You are nothing but a troll.

Yes, I'm one of those trolls who reads what you say, quotes your statements, points out how they're wrong, quotes your FURTHER statements and how THEY are wrong, and then why you start lying about what you said, quotes your statements again to point out the obvious inconsistencies.

As I said - my job is done here. I now have a picture perfect example of you speaking out of your ass about a subject you know nothing about, compounding it with even more ignorance, and then lying poorly in an attempt to get out of it. You can't climb out of the hole you dug for yourself - it can only get deeper. Bitch about it, cry about it, look around for sympathy - but trust me when I say, your shortcomings have been made crystal clear in this thread. It will be referred to in the future.

Thanks for the gift. ;)

im-skeptical said...

And after trying to clarify my points, still you twist the meaning of what I have said. This is obviously deliberate. Not surprising. You are after all, so dishonest that you can't bring yourself to make a fair representation of what I say.

Crude said...

You are after all, so dishonest that you can't bring yourself to make a fair representation of what I say.

I know, me and my monstrous 'quoting you in full, multiple times' tactics, and criticizing the clear meaning of your words. It's almost as bad as my 'refusing to believe obvious horseshit meant to mask you trying to paper over your mistakes after the fact' methods.

Your understanding of "fair representation" means "never pointing out when you said pig ignorant stuff, and turning a blind eye to your bullshitting". If you want that, wait for someone like Linton to show up. You're on the same side as him, so you can count on him running defense for you no matter how obviously dumb or wrong your replies are, so long as you do the same for him.

Again, my advice? In the future, don't blather on as if you know about stuff based on your visceral effing reactions to the topic and your skimming over posts by whatever angsty Gnus you idolize lately. Either proceed cautiously, asking questions from those who know better, or study the source until you at least have a grasp of it. That may take a couple years, at your pace.

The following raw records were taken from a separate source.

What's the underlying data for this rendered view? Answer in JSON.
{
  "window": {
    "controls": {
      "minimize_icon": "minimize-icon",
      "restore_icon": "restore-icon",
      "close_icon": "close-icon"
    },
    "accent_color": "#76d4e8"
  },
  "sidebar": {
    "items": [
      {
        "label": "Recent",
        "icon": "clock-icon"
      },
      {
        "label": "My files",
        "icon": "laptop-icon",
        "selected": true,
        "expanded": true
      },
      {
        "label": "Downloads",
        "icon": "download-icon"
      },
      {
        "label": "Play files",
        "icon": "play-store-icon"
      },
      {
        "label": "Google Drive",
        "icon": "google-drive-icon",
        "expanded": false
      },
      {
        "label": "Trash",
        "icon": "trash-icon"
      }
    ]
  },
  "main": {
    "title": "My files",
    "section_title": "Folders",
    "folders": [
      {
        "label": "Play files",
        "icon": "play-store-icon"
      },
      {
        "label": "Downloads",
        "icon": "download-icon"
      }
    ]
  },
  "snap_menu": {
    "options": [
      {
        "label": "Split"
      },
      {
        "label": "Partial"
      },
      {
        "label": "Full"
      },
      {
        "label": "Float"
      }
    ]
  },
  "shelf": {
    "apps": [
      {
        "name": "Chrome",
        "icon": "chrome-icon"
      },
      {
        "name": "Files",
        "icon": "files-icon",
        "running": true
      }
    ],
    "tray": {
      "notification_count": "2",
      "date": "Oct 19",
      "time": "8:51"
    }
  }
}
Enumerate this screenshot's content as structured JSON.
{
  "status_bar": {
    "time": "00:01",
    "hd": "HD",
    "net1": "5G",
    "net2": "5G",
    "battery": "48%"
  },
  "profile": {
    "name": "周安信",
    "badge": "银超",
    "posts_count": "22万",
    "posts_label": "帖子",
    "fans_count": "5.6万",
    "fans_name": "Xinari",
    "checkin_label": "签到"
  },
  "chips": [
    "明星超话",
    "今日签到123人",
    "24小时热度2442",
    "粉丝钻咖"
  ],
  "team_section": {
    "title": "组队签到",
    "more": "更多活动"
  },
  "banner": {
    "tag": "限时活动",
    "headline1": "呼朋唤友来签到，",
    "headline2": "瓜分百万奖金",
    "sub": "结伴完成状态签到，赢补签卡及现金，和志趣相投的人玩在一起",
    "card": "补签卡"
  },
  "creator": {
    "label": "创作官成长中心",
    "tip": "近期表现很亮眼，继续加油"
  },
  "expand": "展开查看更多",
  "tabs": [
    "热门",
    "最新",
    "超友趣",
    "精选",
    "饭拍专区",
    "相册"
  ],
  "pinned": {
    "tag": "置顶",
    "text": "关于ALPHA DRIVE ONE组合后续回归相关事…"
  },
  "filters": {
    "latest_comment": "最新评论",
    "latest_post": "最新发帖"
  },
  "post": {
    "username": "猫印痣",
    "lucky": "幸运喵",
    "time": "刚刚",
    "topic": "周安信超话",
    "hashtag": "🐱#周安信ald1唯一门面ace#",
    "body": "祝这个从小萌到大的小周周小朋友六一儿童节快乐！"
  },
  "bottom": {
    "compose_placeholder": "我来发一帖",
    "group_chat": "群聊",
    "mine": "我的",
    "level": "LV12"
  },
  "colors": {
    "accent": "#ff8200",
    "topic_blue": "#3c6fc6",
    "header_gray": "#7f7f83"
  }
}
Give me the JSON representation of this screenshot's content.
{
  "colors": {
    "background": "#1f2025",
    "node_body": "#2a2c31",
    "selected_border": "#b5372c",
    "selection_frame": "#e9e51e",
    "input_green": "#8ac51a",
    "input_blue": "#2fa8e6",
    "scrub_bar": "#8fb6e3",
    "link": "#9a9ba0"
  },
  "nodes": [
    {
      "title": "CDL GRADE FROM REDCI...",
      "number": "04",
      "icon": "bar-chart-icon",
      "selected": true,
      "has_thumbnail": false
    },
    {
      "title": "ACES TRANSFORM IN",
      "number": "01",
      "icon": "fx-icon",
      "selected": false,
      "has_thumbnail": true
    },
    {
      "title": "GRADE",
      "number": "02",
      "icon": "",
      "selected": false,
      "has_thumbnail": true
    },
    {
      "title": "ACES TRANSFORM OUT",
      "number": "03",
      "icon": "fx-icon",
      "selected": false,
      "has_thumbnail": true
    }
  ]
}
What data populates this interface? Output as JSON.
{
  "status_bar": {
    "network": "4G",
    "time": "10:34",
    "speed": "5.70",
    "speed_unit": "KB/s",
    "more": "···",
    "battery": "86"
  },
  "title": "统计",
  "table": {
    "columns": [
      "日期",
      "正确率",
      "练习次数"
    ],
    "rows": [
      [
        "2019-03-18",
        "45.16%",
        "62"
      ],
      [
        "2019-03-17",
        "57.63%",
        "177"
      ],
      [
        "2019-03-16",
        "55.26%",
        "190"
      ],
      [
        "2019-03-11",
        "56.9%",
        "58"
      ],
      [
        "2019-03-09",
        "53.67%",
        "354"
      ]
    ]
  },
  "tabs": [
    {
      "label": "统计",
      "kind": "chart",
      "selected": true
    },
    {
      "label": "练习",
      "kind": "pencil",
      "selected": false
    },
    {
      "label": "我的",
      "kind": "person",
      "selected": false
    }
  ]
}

im-skeptical said...

Or it could be that you are just plain stupid. Why don't you just go on arguing against your imagined strawman opponent? I'll leave you to it.